[Dataset rows describing interfaces]
----
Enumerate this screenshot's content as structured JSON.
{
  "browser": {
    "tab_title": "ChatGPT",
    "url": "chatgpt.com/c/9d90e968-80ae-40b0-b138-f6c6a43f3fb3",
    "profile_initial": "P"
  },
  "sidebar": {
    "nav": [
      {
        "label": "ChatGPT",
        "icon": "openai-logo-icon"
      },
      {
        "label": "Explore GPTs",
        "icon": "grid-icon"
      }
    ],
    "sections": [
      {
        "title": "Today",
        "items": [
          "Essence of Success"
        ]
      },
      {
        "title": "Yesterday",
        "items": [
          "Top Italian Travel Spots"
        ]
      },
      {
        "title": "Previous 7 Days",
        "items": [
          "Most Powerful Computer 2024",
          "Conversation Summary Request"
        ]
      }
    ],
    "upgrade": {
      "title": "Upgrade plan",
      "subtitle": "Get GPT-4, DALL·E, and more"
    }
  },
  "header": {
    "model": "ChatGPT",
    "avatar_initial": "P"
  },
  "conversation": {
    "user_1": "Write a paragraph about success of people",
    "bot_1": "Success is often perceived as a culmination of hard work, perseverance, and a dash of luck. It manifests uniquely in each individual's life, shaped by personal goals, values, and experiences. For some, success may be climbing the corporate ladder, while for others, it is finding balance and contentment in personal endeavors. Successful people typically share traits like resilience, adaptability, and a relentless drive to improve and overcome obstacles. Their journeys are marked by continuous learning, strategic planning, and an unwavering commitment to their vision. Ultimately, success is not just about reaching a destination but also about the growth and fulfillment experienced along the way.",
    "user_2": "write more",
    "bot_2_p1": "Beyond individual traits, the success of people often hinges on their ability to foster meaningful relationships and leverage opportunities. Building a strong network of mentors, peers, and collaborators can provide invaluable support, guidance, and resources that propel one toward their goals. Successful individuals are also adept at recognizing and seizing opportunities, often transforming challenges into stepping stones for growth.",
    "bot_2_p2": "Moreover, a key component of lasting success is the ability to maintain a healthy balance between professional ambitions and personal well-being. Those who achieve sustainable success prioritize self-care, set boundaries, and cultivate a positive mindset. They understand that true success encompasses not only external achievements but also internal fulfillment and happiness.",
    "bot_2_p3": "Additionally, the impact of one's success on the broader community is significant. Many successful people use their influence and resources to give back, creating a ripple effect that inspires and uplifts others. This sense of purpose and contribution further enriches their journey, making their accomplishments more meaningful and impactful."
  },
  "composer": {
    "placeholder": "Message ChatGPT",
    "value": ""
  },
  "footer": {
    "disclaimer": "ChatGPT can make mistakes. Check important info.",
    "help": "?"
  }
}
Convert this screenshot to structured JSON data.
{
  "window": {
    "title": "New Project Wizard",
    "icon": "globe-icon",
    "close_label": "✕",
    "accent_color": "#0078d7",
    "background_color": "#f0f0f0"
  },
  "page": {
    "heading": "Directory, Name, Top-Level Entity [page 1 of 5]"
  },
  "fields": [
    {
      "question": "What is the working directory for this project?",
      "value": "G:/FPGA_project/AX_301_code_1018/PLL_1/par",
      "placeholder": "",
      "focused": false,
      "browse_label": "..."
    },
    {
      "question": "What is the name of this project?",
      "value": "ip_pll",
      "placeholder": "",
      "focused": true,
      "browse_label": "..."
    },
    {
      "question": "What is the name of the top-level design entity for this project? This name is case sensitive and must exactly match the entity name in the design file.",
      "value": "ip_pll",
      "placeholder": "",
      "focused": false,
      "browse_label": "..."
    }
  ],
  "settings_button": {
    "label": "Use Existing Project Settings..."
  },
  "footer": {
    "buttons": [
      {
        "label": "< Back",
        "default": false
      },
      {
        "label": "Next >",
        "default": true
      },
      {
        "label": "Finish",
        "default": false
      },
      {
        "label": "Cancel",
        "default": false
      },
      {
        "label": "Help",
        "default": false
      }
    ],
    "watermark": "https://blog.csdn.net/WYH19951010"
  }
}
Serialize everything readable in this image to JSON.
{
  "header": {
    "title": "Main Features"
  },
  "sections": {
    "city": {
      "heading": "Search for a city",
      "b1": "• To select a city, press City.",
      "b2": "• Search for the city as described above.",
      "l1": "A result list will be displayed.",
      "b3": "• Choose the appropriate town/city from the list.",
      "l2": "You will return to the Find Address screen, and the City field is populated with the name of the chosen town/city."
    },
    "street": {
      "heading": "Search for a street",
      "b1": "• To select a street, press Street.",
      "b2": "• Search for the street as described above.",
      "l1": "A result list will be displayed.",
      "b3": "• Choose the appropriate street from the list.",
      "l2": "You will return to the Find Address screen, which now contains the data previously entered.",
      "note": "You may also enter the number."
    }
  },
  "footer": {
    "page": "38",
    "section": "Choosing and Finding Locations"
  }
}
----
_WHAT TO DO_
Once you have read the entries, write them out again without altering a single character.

_WRITTEN REPLY_
Enumerate this screenshot's content as structured JSON.
{
  "browser": {
    "tab_title": "ChatGPT",
    "url": "chatgpt.com/c/9d90e968-80ae-40b0-b138-f6c6a43f3fb3",
    "profile_initial": "P"
  },
  "sidebar": {
    "nav": [
      {
        "label": "ChatGPT",
        "icon": "openai-logo-icon"
      },
      {
        "label": "Explore GPTs",
        "icon": "grid-icon"
      }
    ],
    "sections": [
      {
        "title": "Today",
        "items": [
          "Essence of Success"
        ]
      },
      {
        "title": "Yesterday",
        "items": [
          "Top Italian Travel Spots"
        ]
      },
      {
        "title": "Previous 7 Days",
        "items": [
          "Most Powerful Computer 2024",
          "Conversation Summary Request"
        ]
      }
    ],
    "upgrade": {
      "title": "Upgrade plan",
      "subtitle": "Get GPT-4, DALL·E, and more"
    }
  },
  "header": {
    "model": "ChatGPT",
    "avatar_initial": "P"
  },
  "conversation": {
    "user_1": "Write a paragraph about success of people",
    "bot_1": "Success is often perceived as a culmination of hard work, perseverance, and a dash of luck. It manifests uniquely in each individual's life, shaped by personal goals, values, and experiences. For some, success may be climbing the corporate ladder, while for others, it is finding balance and contentment in personal endeavors. Successful people typically share traits like resilience, adaptability, and a relentless drive to improve and overcome obstacles. Their journeys are marked by continuous learning, strategic planning, and an unwavering commitment to their vision. Ultimately, success is not just about reaching a destination but also about the growth and fulfillment experienced along the way.",
    "user_2": "write more",
    "bot_2_p1": "Beyond individual traits, the success of people often hinges on their ability to foster meaningful relationships and leverage opportunities. Building a strong network of mentors, peers, and collaborators can provide invaluable support, guidance, and resources that propel one toward their goals. Successful individuals are also adept at recognizing and seizing opportunities, often transforming challenges into stepping stones for growth.",
    "bot_2_p2": "Moreover, a key component of lasting success is the ability to maintain a healthy balance between professional ambitions and personal well-being. Those who achieve sustainable success prioritize self-care, set boundaries, and cultivate a positive mindset. They understand that true success encompasses not only external achievements but also internal fulfillment and happiness.",
    "bot_2_p3": "Additionally, the impact of one's success on the broader community is significant. Many successful people use their influence and resources to give back, creating a ripple effect that inspires and uplifts others. This sense of purpose and contribution further enriches their journey, making their accomplishments more meaningful and impactful."
  },
  "composer": {
    "placeholder": "Message ChatGPT",
    "value": ""
  },
  "footer": {
    "disclaimer": "ChatGPT can make mistakes. Check important info.",
    "help": "?"
  }
}
Convert this screenshot to structured JSON data.
{
  "window": {
    "title": "New Project Wizard",
    "icon": "globe-icon",
    "close_label": "✕",
    "accent_color": "#0078d7",
    "background_color": "#f0f0f0"
  },
  "page": {
    "heading": "Directory, Name, Top-Level Entity [page 1 of 5]"
  },
  "fields": [
    {
      "question": "What is the working directory for this project?",
      "value": "G:/FPGA_project/AX_301_code_1018/PLL_1/par",
      "placeholder": "",
      "focused": false,
      "browse_label": "..."
    },
    {
      "question": "What is the name of this project?",
      "value": "ip_pll",
      "placeholder": "",
      "focused": true,
      "browse_label": "..."
    },
    {
      "question": "What is the name of the top-level design entity for this project? This name is case sensitive and must exactly match the entity name in the design file.",
      "value": "ip_pll",
      "placeholder": "",
      "focused": false,
      "browse_label": "..."
    }
  ],
  "settings_button": {
    "label": "Use Existing Project Settings..."
  },
  "footer": {
    "buttons": [
      {
        "label": "< Back",
        "default": false
      },
      {
        "label": "Next >",
        "default": true
      },
      {
        "label": "Finish",
        "default": false
      },
      {
        "label": "Cancel",
        "default": false
      },
      {
        "label": "Help",
        "default": false
      }
    ],
    "watermark": "https://blog.csdn.net/WYH19951010"
  }
}
Serialize everything readable in this image to JSON.
{
  "header": {
    "title": "Main Features"
  },
  "sections": {
    "city": {
      "heading": "Search for a city",
      "b1": "• To select a city, press City.",
      "b2": "• Search for the city as described above.",
      "l1": "A result list will be displayed.",
      "b3": "• Choose the appropriate town/city from the list.",
      "l2": "You will return to the Find Address screen, and the City field is populated with the name of the chosen town/city."
    },
    "street": {
      "heading": "Search for a street",
      "b1": "• To select a street, press Street.",
      "b2": "• Search for the street as described above.",
      "l1": "A result list will be displayed.",
      "b3": "• Choose the appropriate street from the list.",
      "l2": "You will return to the Find Address screen, which now contains the data previously entered.",
      "note": "You may also enter the number."
    }
  },
  "footer": {
    "page": "38",
    "section": "Choosing and Finding Locations"
  }
}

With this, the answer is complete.